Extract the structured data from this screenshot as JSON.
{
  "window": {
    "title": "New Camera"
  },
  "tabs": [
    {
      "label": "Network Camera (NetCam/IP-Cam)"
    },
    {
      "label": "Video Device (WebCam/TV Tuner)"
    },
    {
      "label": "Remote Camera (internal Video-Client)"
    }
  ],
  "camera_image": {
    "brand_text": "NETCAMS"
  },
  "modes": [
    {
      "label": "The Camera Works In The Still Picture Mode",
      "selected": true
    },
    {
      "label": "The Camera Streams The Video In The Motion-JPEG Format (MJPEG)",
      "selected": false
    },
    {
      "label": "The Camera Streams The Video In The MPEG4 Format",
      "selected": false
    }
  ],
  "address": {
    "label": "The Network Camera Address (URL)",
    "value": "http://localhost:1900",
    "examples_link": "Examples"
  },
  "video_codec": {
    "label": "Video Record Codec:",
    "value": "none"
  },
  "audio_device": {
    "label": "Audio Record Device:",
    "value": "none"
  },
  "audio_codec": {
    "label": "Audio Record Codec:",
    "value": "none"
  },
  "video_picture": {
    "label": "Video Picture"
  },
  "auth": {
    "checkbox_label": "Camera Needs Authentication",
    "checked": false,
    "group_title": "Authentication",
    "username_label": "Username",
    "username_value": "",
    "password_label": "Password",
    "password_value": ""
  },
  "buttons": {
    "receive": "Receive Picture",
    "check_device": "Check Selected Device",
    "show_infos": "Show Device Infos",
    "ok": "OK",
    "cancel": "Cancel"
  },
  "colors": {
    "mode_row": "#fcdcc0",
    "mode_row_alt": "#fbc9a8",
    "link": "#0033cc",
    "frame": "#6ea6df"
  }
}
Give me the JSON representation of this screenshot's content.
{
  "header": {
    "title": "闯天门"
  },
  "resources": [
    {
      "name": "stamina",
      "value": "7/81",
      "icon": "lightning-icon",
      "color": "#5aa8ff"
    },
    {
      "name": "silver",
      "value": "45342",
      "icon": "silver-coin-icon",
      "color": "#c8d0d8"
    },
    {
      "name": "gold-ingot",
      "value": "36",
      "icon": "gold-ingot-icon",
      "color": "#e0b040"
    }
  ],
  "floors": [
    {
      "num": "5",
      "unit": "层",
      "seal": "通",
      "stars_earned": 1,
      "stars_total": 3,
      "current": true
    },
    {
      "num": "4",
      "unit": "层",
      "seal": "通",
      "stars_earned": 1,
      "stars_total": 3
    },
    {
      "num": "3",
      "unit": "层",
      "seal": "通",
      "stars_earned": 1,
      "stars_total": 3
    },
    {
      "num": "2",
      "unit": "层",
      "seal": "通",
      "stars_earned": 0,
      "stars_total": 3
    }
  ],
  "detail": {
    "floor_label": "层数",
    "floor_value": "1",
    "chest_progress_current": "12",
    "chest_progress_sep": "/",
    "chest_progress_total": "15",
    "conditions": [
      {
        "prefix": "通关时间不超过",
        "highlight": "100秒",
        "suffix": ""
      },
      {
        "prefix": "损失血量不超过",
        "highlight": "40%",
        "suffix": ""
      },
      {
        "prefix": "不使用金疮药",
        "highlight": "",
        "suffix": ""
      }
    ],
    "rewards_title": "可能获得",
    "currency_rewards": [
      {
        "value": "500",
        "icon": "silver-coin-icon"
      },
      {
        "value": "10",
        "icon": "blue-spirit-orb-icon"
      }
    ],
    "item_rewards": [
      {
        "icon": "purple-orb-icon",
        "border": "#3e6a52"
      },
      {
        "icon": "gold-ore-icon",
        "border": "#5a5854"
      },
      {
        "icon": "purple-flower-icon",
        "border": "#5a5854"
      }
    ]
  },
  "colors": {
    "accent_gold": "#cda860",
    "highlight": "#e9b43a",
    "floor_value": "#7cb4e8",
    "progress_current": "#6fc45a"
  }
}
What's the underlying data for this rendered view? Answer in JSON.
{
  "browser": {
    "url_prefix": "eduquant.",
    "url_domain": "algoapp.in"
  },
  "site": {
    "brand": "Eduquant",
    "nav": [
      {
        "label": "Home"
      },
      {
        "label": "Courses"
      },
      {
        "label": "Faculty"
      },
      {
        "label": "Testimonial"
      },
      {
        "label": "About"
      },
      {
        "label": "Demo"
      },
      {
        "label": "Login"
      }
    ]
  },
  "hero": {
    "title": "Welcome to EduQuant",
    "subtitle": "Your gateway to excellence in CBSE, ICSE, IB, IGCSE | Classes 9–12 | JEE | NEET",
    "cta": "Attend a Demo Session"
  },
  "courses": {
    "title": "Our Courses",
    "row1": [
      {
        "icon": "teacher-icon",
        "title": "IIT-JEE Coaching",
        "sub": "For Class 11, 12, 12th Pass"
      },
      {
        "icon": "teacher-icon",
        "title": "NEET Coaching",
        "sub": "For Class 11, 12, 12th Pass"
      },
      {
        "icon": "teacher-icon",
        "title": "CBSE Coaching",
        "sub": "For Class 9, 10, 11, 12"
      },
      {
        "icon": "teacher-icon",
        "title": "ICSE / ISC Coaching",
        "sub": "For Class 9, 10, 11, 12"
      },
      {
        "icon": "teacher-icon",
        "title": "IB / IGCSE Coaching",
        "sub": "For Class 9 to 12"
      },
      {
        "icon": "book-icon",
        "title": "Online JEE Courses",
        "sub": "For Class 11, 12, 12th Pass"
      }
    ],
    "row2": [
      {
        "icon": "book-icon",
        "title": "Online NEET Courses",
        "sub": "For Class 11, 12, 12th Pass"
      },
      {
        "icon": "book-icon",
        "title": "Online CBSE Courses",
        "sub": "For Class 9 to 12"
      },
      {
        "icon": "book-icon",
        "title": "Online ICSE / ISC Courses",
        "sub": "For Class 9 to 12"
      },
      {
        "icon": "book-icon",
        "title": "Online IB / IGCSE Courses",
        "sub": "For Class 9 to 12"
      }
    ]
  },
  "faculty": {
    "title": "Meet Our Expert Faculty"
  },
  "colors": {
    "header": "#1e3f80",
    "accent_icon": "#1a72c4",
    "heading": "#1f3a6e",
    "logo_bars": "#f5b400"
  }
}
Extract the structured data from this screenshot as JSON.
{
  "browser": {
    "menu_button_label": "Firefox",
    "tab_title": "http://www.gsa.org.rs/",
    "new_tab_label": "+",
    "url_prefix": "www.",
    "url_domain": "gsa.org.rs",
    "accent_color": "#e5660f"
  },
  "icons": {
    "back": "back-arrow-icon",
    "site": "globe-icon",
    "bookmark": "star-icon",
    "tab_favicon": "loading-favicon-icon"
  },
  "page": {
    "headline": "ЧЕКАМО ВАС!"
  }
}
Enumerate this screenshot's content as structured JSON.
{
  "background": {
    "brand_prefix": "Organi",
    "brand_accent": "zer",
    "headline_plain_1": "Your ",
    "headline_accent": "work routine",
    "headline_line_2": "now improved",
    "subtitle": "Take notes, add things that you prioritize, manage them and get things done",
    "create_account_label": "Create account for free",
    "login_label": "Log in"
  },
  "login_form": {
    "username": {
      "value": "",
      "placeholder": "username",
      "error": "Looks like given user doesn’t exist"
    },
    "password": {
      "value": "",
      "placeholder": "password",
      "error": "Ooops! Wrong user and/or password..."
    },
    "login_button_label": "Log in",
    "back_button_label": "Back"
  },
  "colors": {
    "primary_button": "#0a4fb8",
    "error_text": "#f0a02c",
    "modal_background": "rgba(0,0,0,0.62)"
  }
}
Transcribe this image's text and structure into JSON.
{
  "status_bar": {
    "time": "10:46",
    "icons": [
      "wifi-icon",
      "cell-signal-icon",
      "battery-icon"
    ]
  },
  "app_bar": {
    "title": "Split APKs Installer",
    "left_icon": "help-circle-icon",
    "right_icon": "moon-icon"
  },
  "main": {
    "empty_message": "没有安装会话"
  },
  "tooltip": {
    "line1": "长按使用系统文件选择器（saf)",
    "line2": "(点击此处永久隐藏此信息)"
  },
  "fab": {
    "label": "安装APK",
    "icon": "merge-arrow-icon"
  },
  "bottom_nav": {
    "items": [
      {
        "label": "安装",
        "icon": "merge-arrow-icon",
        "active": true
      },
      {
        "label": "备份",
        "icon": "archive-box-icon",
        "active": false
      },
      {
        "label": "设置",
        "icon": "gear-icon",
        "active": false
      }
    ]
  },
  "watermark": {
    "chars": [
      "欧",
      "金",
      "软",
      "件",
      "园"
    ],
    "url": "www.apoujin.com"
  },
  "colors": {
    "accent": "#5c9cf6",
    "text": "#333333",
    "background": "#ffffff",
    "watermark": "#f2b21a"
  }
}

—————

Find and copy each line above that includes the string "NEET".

    "subtitle": "Your gateway to excellence in CBSE, ICSE, IB, IGCSE | Classes 9–12 | JEE | NEET",
        "title": "NEET Coaching",
        "title": "Online NEET Courses",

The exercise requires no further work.